→ Work order:
For the data below, count the lines that have the string "CollabVM" and state that number by itself.

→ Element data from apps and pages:
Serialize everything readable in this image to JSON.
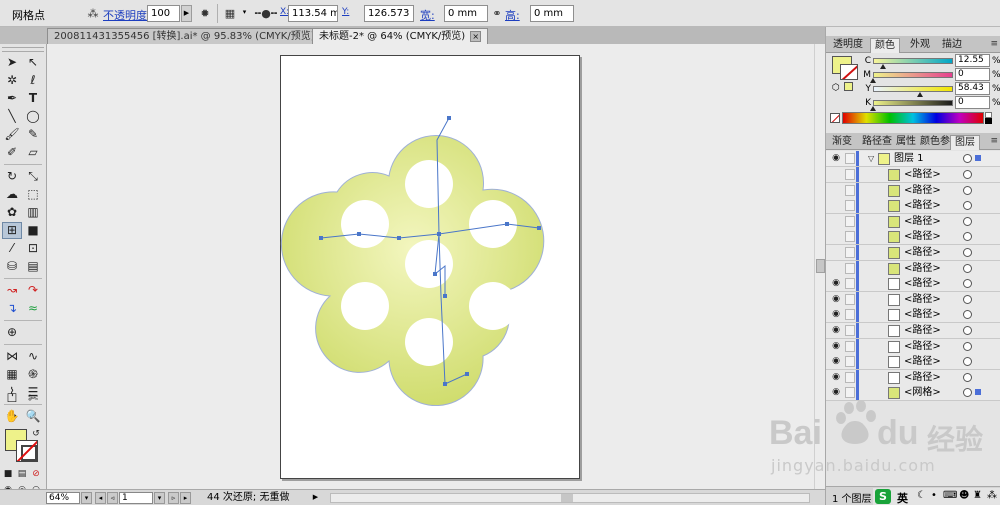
{
  "control_bar": {
    "tool_name": "网格点",
    "opacity_label": "不透明度:",
    "opacity_value": "100",
    "opacity_unit": "%",
    "x_label": "X:",
    "x_value": "113.54 mm",
    "y_label": "Y:",
    "y_value": "126.573 mm",
    "w_label": "宽:",
    "w_value": "0 mm",
    "h_label": "高:",
    "h_value": "0 mm"
  },
  "document_tabs": [
    {
      "title": "200811431355456 [转换].ai* @ 95.83% (CMYK/预览)",
      "close": "×",
      "active": false
    },
    {
      "title": "未标题-2* @ 64% (CMYK/预览)",
      "close": "×",
      "active": true
    }
  ],
  "tools": {
    "selected": "mesh-tool",
    "fill_color": "#eef28a",
    "icons": [
      "selection-icon",
      "direct-selection-icon",
      "magic-wand-icon",
      "lasso-icon",
      "pen-icon",
      "type-icon",
      "line-segment-icon",
      "ellipse-icon",
      "paintbrush-icon",
      "pencil-icon",
      "blob-brush-icon",
      "eraser-icon",
      "rotate-icon",
      "scale-icon",
      "warp-icon",
      "free-transform-icon",
      "symbol-sprayer-icon",
      "column-graph-icon",
      "mesh-icon",
      "gradient-icon",
      "eyedropper-icon",
      "blend-icon",
      "live-paint-bucket-icon",
      "live-paint-selection-icon",
      "artboard-icon",
      "slice-icon",
      "hand-icon",
      "zoom-icon"
    ]
  },
  "status_bar": {
    "zoom": "64%",
    "page": "1",
    "info": "44 次还原; 无重做"
  },
  "color_panel": {
    "tabs": [
      "透明度",
      "颜色",
      "外观",
      "描边"
    ],
    "active_tab": "颜色",
    "fill_color": "#eef28a",
    "channels": [
      {
        "name": "C",
        "value": "12.55",
        "unit": "%",
        "fraction": 0.1255,
        "grad_from": "#f8f59a",
        "grad_to": "#00a6c8"
      },
      {
        "name": "M",
        "value": "0",
        "unit": "%",
        "fraction": 0.0,
        "grad_from": "#eef28a",
        "grad_to": "#e5408e"
      },
      {
        "name": "Y",
        "value": "58.43",
        "unit": "%",
        "fraction": 0.5843,
        "grad_from": "#e9f2ff",
        "grad_to": "#f2e600"
      },
      {
        "name": "K",
        "value": "0",
        "unit": "%",
        "fraction": 0.0,
        "grad_from": "#eef28a",
        "grad_to": "#1a1a1a"
      }
    ]
  },
  "layers_panel": {
    "tabs": [
      "渐变",
      "路径查",
      "属性",
      "颜色参",
      "图层"
    ],
    "active_tab": "图层",
    "layer_name": "图层 1",
    "items": [
      {
        "name": "<路径>",
        "visible": false,
        "swatch": "#d9e57a"
      },
      {
        "name": "<路径>",
        "visible": false,
        "swatch": "#d9e57a"
      },
      {
        "name": "<路径>",
        "visible": false,
        "swatch": "#d9e57a"
      },
      {
        "name": "<路径>",
        "visible": false,
        "swatch": "#d9e57a"
      },
      {
        "name": "<路径>",
        "visible": false,
        "swatch": "#d9e57a"
      },
      {
        "name": "<路径>",
        "visible": false,
        "swatch": "#d9e57a"
      },
      {
        "name": "<路径>",
        "visible": false,
        "swatch": "#d9e57a"
      },
      {
        "name": "<路径>",
        "visible": true,
        "swatch": "#ffffff"
      },
      {
        "name": "<路径>",
        "visible": true,
        "swatch": "#ffffff"
      },
      {
        "name": "<路径>",
        "visible": true,
        "swatch": "#ffffff"
      },
      {
        "name": "<路径>",
        "visible": true,
        "swatch": "#ffffff"
      },
      {
        "name": "<路径>",
        "visible": true,
        "swatch": "#ffffff"
      },
      {
        "name": "<路径>",
        "visible": true,
        "swatch": "#ffffff"
      },
      {
        "name": "<路径>",
        "visible": true,
        "swatch": "#ffffff"
      },
      {
        "name": "<网格>",
        "visible": true,
        "swatch": "#d9e57a"
      }
    ],
    "footer": "1 个图层"
  },
  "watermark": {
    "brand": "Bai",
    "brand2": "du",
    "cn": "经验",
    "url": "jingyan.baidu.com"
  },
  "taskbar": {
    "ime": "英"
  },
  "colors": {
    "ui_bg": "#e4e4e4",
    "canvas_bg": "#ececec",
    "shape_light": "#f1f5b5",
    "shape_dark": "#cfdd6c",
    "mesh_line": "#4a76c9",
    "link": "#1d3ebf"
  }
}
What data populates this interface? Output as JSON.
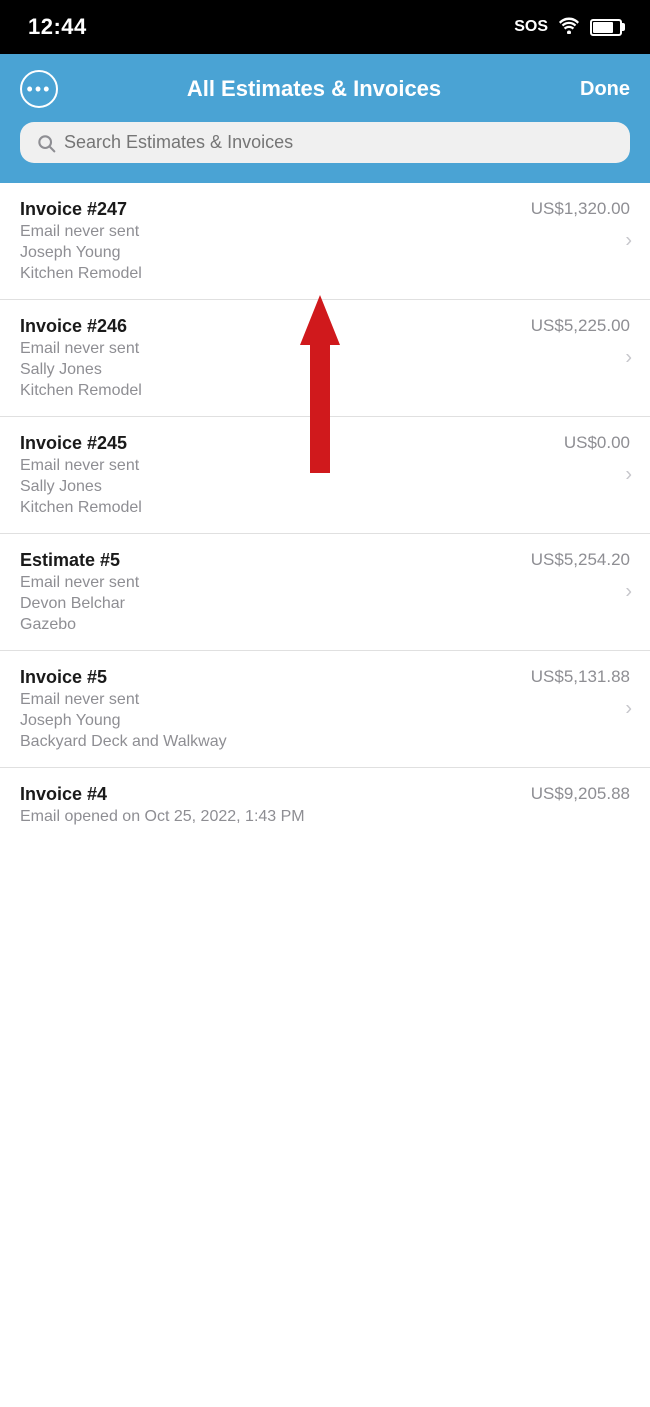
{
  "statusBar": {
    "time": "12:44",
    "sos": "SOS",
    "wifi": "wifi",
    "battery": "battery"
  },
  "header": {
    "title": "All Estimates & Invoices",
    "moreButton": "•••",
    "doneButton": "Done",
    "searchPlaceholder": "Search Estimates & Invoices"
  },
  "invoices": [
    {
      "id": "invoice-247",
      "title": "Invoice #247",
      "amount": "US$1,320.00",
      "status": "Email never sent",
      "client": "Joseph Young",
      "project": "Kitchen Remodel"
    },
    {
      "id": "invoice-246",
      "title": "Invoice #246",
      "amount": "US$5,225.00",
      "status": "Email never sent",
      "client": "Sally Jones",
      "project": "Kitchen Remodel"
    },
    {
      "id": "invoice-245",
      "title": "Invoice #245",
      "amount": "US$0.00",
      "status": "Email never sent",
      "client": "Sally Jones",
      "project": "Kitchen Remodel"
    },
    {
      "id": "estimate-5",
      "title": "Estimate #5",
      "amount": "US$5,254.20",
      "status": "Email never sent",
      "client": "Devon Belchar",
      "project": "Gazebo"
    },
    {
      "id": "invoice-5",
      "title": "Invoice #5",
      "amount": "US$5,131.88",
      "status": "Email never sent",
      "client": "Joseph Young",
      "project": "Backyard Deck and Walkway"
    },
    {
      "id": "invoice-4",
      "title": "Invoice #4",
      "amount": "US$9,205.88",
      "status": "Email opened on Oct 25, 2022, 1:43 PM",
      "client": "",
      "project": ""
    }
  ]
}
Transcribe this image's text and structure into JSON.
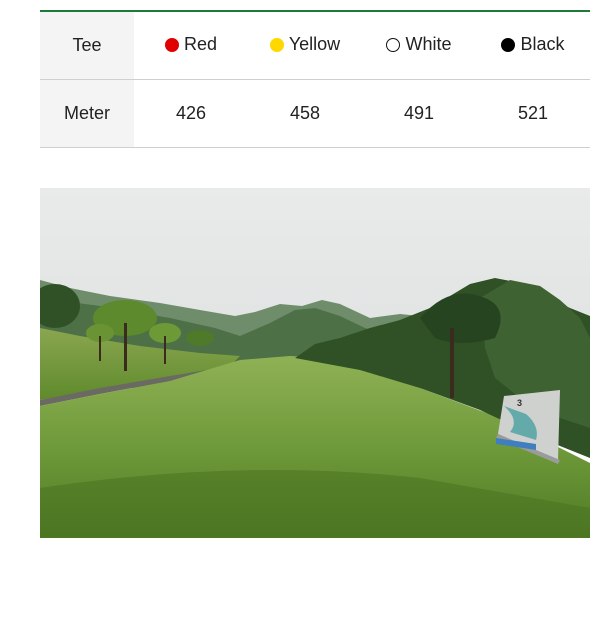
{
  "table": {
    "row_headers": {
      "tee": "Tee",
      "meter": "Meter"
    },
    "tees": [
      {
        "name": "Red",
        "color": "#e00000",
        "border": "#e00000",
        "meter": "426"
      },
      {
        "name": "Yellow",
        "color": "#ffd800",
        "border": "#ffd800",
        "meter": "458"
      },
      {
        "name": "White",
        "color": "#ffffff",
        "border": "#111111",
        "meter": "491"
      },
      {
        "name": "Black",
        "color": "#000000",
        "border": "#000000",
        "meter": "521"
      }
    ],
    "accent_color": "#1e7a3c"
  },
  "photo": {
    "subject": "golf-course-tee-box-photo",
    "sign_hole_number": "3"
  }
}
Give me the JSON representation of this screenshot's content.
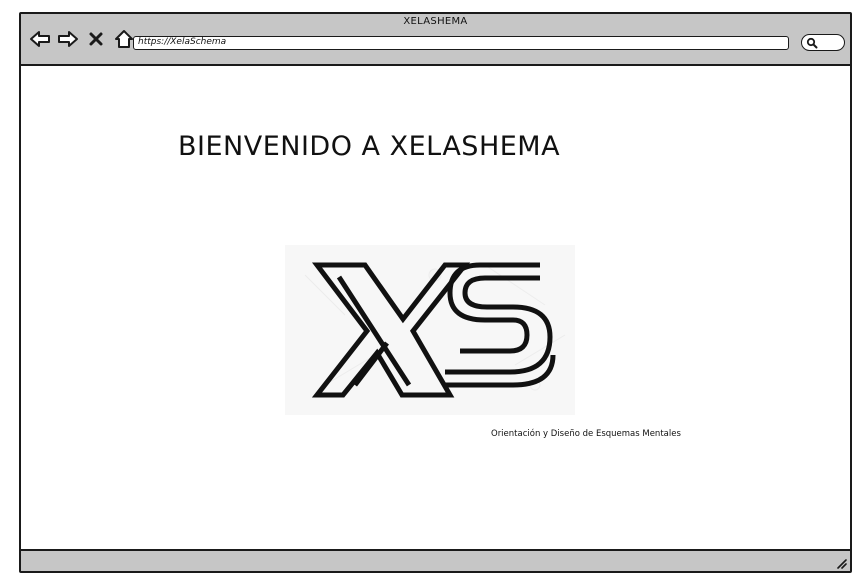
{
  "window": {
    "title": "XELASHEMA"
  },
  "nav": {
    "back_icon": "arrow-left-icon",
    "forward_icon": "arrow-right-icon",
    "stop_icon": "close-icon",
    "home_icon": "home-icon"
  },
  "address_bar": {
    "url": "https://XelaSchema"
  },
  "search": {
    "icon": "search-icon"
  },
  "page": {
    "heading": "BIENVENIDO A XELASHEMA",
    "logo_text": "XS",
    "tagline": "Orientación y Diseño de Esquemas Mentales"
  },
  "colors": {
    "chrome": "#c6c6c6",
    "border": "#1a1a1a",
    "background": "#ffffff"
  }
}
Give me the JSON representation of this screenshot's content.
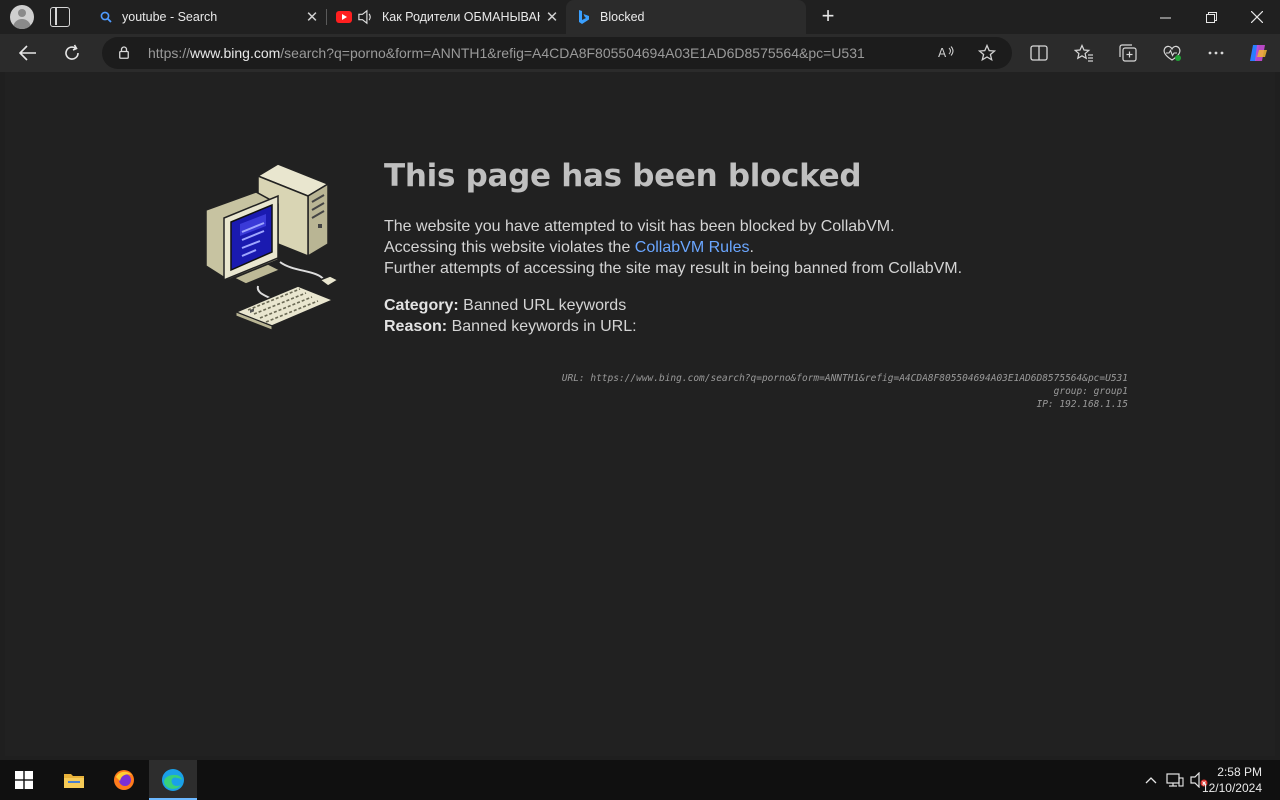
{
  "browser": {
    "tabs": [
      {
        "title": "youtube - Search",
        "icon": "search-icon"
      },
      {
        "title": "Как Родители ОБМАНЫВАЮ",
        "icon": "youtube-icon"
      },
      {
        "title": "Blocked",
        "icon": "bing-icon"
      }
    ],
    "address": {
      "prefix": "https://",
      "domain": "www.bing.com",
      "path": "/search?q=porno&form=ANNTH1&refig=A4CDA8F805504694A03E1AD6D8575564&pc=U531"
    }
  },
  "blocked_page": {
    "heading": "This page has been blocked",
    "line1": "The website you have attempted to visit has been blocked by CollabVM.",
    "line2_prefix": "Accessing this website violates the ",
    "line2_link": "CollabVM Rules",
    "line2_suffix": ".",
    "line3": "Further attempts of accessing the site may result in being banned from CollabVM.",
    "category_label": "Category:",
    "category_value": "Banned URL keywords",
    "reason_label": "Reason:",
    "reason_value": "Banned keywords in URL:",
    "meta_url": "URL: https://www.bing.com/search?q=porno&form=ANNTH1&refig=A4CDA8F805504694A03E1AD6D8575564&pc=U531",
    "meta_group": "group: group1",
    "meta_ip": "IP: 192.168.1.15"
  },
  "taskbar": {
    "time": "2:58 PM",
    "date": "12/10/2024"
  },
  "colors": {
    "link": "#6aa6ff",
    "page_bg": "#212121",
    "edge_accent": "#6cb8ff"
  }
}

→ Written answer:
3